As a result of the Indian Residential Schools Settlement Agreement
, which was the largest class-action settlement in Canadian history, the Government of Canada established the Truth and Reconciliation Commission of Canada
(TRC) to facilitate reconciliation among former residential school students, their families, their communities, and all Canadians. Between 2007 and 2015, the TRC travelled across Canada to:
- Listen to the stories of 6,500 residential school Survivors
- Educate the public about the history and legacy of the residential school system
- Share and honour the experiences of former students and their families
In 2015, the TRC released its final report
, which includes 94 Calls to Action

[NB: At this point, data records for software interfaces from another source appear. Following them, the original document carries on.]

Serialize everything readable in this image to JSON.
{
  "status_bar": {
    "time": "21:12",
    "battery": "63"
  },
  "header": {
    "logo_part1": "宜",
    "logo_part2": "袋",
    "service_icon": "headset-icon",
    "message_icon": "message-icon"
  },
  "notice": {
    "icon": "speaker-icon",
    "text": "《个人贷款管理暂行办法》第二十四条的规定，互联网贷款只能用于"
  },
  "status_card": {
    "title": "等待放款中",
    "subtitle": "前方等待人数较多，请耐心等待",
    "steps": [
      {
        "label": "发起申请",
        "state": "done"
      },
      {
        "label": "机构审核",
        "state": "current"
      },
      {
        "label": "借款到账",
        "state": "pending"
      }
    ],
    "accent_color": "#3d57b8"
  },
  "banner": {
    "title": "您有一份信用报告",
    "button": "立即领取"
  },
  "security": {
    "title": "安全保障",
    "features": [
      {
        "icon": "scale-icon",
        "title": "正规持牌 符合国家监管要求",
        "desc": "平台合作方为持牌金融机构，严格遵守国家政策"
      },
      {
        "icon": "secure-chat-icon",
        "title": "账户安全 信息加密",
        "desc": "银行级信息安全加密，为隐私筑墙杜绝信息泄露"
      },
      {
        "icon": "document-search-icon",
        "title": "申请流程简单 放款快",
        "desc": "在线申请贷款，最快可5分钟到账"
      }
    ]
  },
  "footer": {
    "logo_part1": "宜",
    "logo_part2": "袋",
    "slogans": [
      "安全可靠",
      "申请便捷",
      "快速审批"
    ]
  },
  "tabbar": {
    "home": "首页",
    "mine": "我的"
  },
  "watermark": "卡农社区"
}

intended to further reconciliation between Canada and Indigenous peoples. The National Day for Truth and Reconciliation responds to the TRC’s Call to Action #80 which states:
We call upon the federal government, in collaboration with Aboriginal peoples, to establish, as a statutory holiday, a National Day for Truth and Reconciliation to honour Survivors, their families, and communities, and ensure that public commemoration of the history and legacy of residential schools remains a vital component of the reconciliation process.
As we approach September 30, there are many ways that your municipality can recognize the National Day for Truth and Reconciliation, regardless of whether your municipality has declared it a holiday. The RMA has compiled some resources that members can utilize to support recognition:
- The National Centre for Truth and Reconciliation will be hosting a series of online events during their Truth and Reconciliation Week from September 26 to September 30. The programming will feature short videos created by Indigenous storytellers, followed by conversations with elders, Knowledge Keepers, Survivors, and the children of Survivors of residential schools. All the events are accessible to the public and registration is free.
- Review and discuss other reports that the TRC published in 2015, including:
- Encourage your municipal staff to wear an orange shirt on September 30.
- Orange Shirt Day began in 2013 in Williams Lake, British Columbia to commemorate the residential school experience, to witness and honour the healing journey of Survivors and their families, and to commit to the ongoing process of reconciliation.
If your municipality is doing something special to recognize the National Day for Truth and Reconciliation, please feel free to share your ideas with the RMA to be featured in the September 23 edition of Contact
. Email ideas or plans to Warren Noga at warren@RMAlberta.com
Manager of Policy & Advocacy